Models of Collaborative Governance for Sustainable Coastal Communities and Ecosystems

Lay Summary 

We are in the midst of a transformation in the way coastal development is planned and managed in Canada. The future of coastal governance is likely to involve all levels of government, along with others who share an interest in coastal ecosystems and the communities they support. Research suggests it should also take into account multiple resources within marine and terrestrial environments while looking beyond natural resource extraction to a more diversified, holistic development approach. But what does this new form of decision-making actually look like? And how can we move from the status quo to this alternative vision?

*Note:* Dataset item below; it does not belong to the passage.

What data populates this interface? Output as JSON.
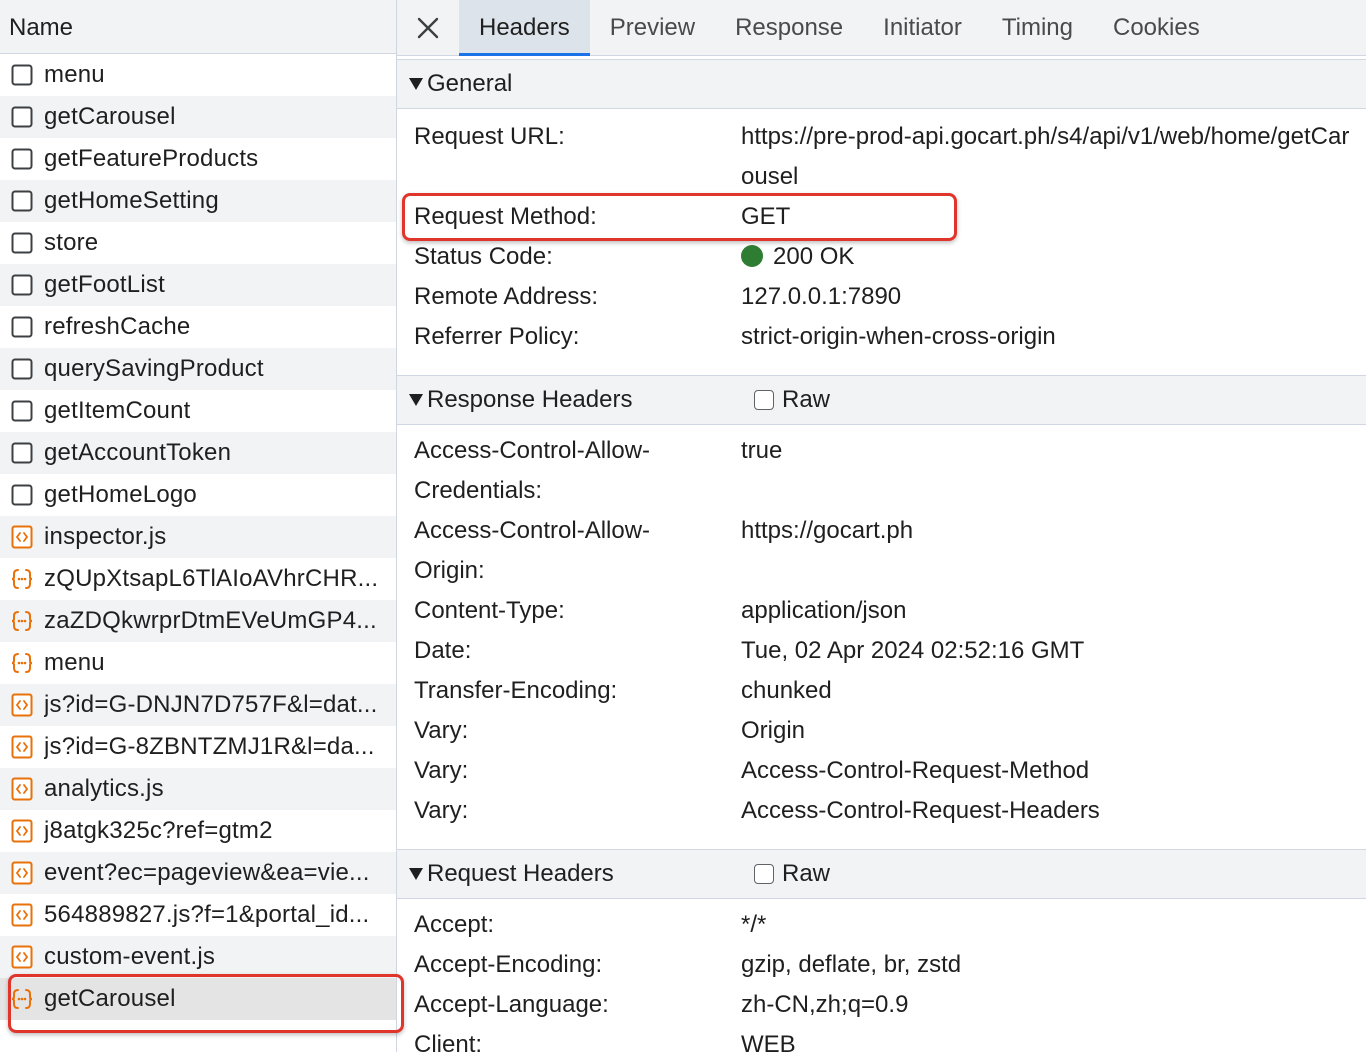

This research examines existing models of collaborative, integrated coastal governance in Canada, including both regional economic development and watershed management case studies. The goal is to identify characteristics and lessons that may be applicable elsewhere, as well as future directions in three selected case study regions. Research questions include:

1) Have collaborative governance experiments advanced sustainable development in Canada’s coastal regions? If so, how?
2) What governance and contextual characteristics contribute to success in collaborative governance for sustainable coastal development (enablers)?
3) What barriers/resistors exist to a shift toward collaborative governance for sustainable development and how might these be overcome?

Departments 
Geography
Funding 
Social Sciences And Humanities Research Council, Coasts Under Stress, Dr. John Pierce, Simon Fraser University
Communities 
Indian Bay
Locations 
British Columbia
Nova Scotia
Newfoundland and Labrador
Canada
Themes 
Community Development
Regionalization
Industry Sectors 
Local, Municipal and Regional Public Administration
Start date 
1 Jan 2002
End date 
31 Dec 2008